John Howard Yardley

John Howard Yardley (Baltimore Sun / December 13, 2011)

Dr. John Howard "Jack" Yardley, former director of pathology at the Johns Hopkins University School of Medicine, who had also been associate dean for academic affairs, died Dec. 7 of a stroke at Gilchrist Hospice Care in Towson.

The longtime Roland Park resident was 85.

"For more than 50 years, John devoted his energies to research, patient care and teaching," Dr. Edward D. Miller, dean of the medical faculty and CEO of Johns Hopkins Medicine, wrote in an email to his medical school colleagues.

"One of the founding fathers of the field of gastrointestinal pathology, he made groundbreaking observations on Whipple's disease of the gastrointestinal tract and helped define the current classification system for neoplastic dysplasia in the colon and esophagus."

The son of a Republic Steel Co. executive and a homemaker, Dr. Yardley was born in Columbia, S.C. Due to the nature of his father's work, he was raised in Greenville, N.C., Birmingham, Ala., Houston and Cleveland, where he graduated in 1944 from Western Reserve High School.

From 1944 to 1946, he served in the Navy as an electrician's mate.

He entered Birmingham-Southern College in Birmingham in 1946, from which he earned a bachelor's degree in chemistry three years later. He earned his medical degree in 1953 from the Johns Hopkins University School of Medicine.

From 1953 to 1954, he was an intern in internal medicine at Vanderbilt University Hospital, and returned to Baltimore in 1954, when he was named an assistant resident in pathology at Johns Hopkins Hospital.

He was chief resident of pathology at Hopkins from 1957 to 1958, and had served as associate pathologist from 1954 to 1955.

"There were so many facets to Jack.
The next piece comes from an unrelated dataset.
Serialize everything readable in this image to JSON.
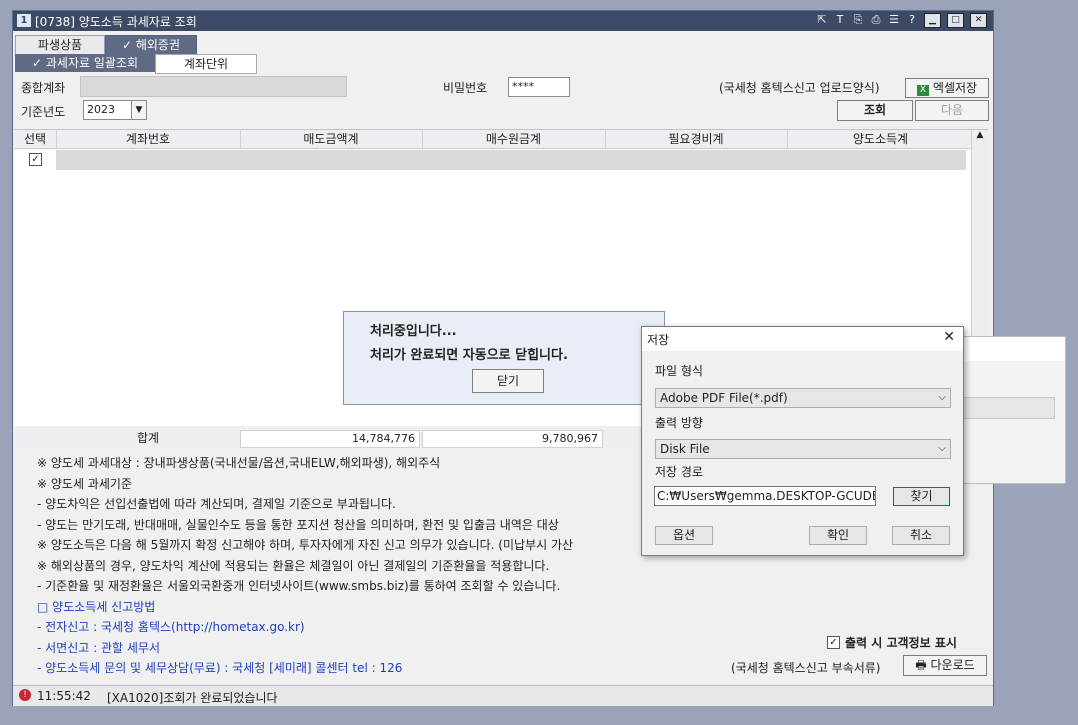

He was an extraordinary educator and was a leader in medical education both on the national and international level," said Dr. Ralph H. Hruban, director of the Sol Goldman Pancreatic Cancer Research Center at the Johns Hopkins University School of Medicine.
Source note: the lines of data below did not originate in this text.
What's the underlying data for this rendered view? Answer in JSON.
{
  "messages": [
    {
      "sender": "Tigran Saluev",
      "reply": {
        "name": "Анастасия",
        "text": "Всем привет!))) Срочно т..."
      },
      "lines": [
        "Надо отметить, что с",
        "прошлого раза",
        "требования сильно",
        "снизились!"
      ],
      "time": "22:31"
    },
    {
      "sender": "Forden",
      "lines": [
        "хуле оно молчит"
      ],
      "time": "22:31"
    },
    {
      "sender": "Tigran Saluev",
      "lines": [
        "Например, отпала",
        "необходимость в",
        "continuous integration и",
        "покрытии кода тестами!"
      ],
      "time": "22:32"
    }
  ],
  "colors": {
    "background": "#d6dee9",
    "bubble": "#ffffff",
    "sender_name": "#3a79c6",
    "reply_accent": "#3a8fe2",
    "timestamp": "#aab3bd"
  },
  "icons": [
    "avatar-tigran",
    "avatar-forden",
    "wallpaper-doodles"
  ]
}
"He studied slides and took his time in making a diagnosis and often saw things others didn't. He loved the department and the university and those around him," said Dr. Hruban, who is also deputy director for programs and research in the pathology department at Hopkins. "He was an example to us all and made the department a much better place to work."

Dr. Hruban described his friend and colleague as a "Southern gentleman in the best sense of the word."

"He was soft-spoken and laid back and would put people at ease. He knew his facts and in conversation didn't try to dominate you. He'd kindly state the facts and would make substantial intellectual arguments," he said.

Dr. David Keren, who is clinical medical director of Warde Medical Laboratories in Ann Arbor, Mich., and clinical professor at the University of Michigan Medical School, was Dr. Yardley's first fellow.

"He was an incredible and amazing man. I was a resident at Hopkins from 1971 to 1975 and worked with him in many capacities during that time. Jack was always so supportive and such a unique character," said Dr. Keren.

"He had wonderful insight, a great sense of humor, compassion and was incredibly fair. And he taught us how to do these things," he said. "He also taught us how important it was to have laughter in the workplace and that we were to enjoy ourselves while doing our work."

Dr. Keren recalled his colleague as being a "patient teacher."

"Jack was so kind. His lectures were very clear. He took you through it so you understood pathology. He didn't talk at you, he gave you concepts and was always very supportive of his residents," he said.

In the 1960s, Dr. Yardley established the GI/Liver fellowship program to promote both research activities and the clinical training of talented pathologists who sought advanced training in gastrointestinal disease.